The second person ever to be cured of HIV is still free of active virus more than two years on, a study published by medical journal The Lancet HIV revealed on Tuesday.
Two and a half years ago, Adam Castillejo – previously identified as the “London patient” – finished HIV antiretroviral therapy.
He underwent a stem cell transplant to treat lymphoma and his donor carried a mutation known as CCR5-delta 32, which made him resistant to HIV.
Researchers said that in treating his lymphoma, they believe Castillejo, now 41, was cured of HIV.
HIV (human immunodeficiency virus) is a life-long viral infection that attacks the body’s immune system and can have significant health consequences. There is no widely available cure, however, the virus is treatable with a combination of drugs known as antiretroviral therapy that reduces the amount of virus in a person’s blood and it is preventable by using PrEP, which was approved by the US Food and Drug Administration in 2012.
According to UNAids there were 37.9 million people globally living with HIV in 2018.
“Our findings show that the success of stem cell transplantation as a cure for HIV, first reported nine years ago in the Berlin patient, can be replicated,” said Ravindra Gupta, lead author of the study and a professor in University of Cambridge’s clinical microbiology department.
Unlike the Berlin patient – identified later as Timothy Ray Brown – Castillejo underwent only one stem-cell transplantation instead of two and did not have radiotherapy to his entire body as part of his treatment.

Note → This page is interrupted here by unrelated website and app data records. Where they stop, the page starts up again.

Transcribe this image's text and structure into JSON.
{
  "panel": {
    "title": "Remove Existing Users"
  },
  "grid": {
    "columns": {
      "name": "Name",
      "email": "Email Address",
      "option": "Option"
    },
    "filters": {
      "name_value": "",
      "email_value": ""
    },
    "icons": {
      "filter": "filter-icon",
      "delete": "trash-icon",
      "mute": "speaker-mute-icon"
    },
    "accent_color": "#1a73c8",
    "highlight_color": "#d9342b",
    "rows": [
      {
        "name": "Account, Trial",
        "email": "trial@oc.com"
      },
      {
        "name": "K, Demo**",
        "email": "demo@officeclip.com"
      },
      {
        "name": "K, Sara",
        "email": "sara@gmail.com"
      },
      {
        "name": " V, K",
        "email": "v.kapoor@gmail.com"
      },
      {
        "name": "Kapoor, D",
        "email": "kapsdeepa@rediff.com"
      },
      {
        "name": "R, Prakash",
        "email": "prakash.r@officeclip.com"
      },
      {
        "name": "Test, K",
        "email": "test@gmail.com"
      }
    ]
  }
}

Castillejo represents a step toward a less intensive treatment approach, the authors said.
Still, given the invasive nature of the experimental treatment, the authors caution its widespread use.
“It is important to note that this curative treatment is high-risk, and only used as a last resort for patients with HIV who also have life-threatening haematological malignancies,” Gupta said. “Therefore, this is not a treatment that would be offered widely to patients with HIV who are on successful antiretroviral treatment.”
Since Castillejo is only the second reported patient to undergo this experimental treatment successfully, the authors note that he will require continued, but much less frequent, monitoring for re-emergence of the virus.
Sharon Lewin, director of the Peter Doherty Institute for Infection and Immunity at the University of Melbourne, said that the case was an “exciting advance” but should be viewed in context.
“It’s hard to know if this is a cure, only time will tell, but this is looking very promising,” Lewin said in a statement sent to CNN.
“This case is an exciting advance, but we need to also place it in context – curing people of HIV via a bone marrow transplant is just not a viable option on any kind of scale. We need to constantly reiterate the importance of, prevention, early testing and treatment adherence as the pillars of the current global response to HIV/AIDS. And maintain the search for an HIV cure,” she added.
In an interview with the New York Times, Castillejo said that he decided to reveal his identity after years of difficult treatments and moments of despair.
“This is a unique position to be in, a unique and very humbling position,” Castillejo told the newspaper. “I want to be an ambassador of hope.”
Kat Smithson, director of policy at the National AIDS Trust, applauded Castillejo for sharing his experience, adding that there is a stigma around HIV which can make it difficult for some people to seek help.
“His story helps raise much-needed awareness of HIV, but broader than that it’s a story about incredible resilience, determination and hope,” she said in a statement to CNN.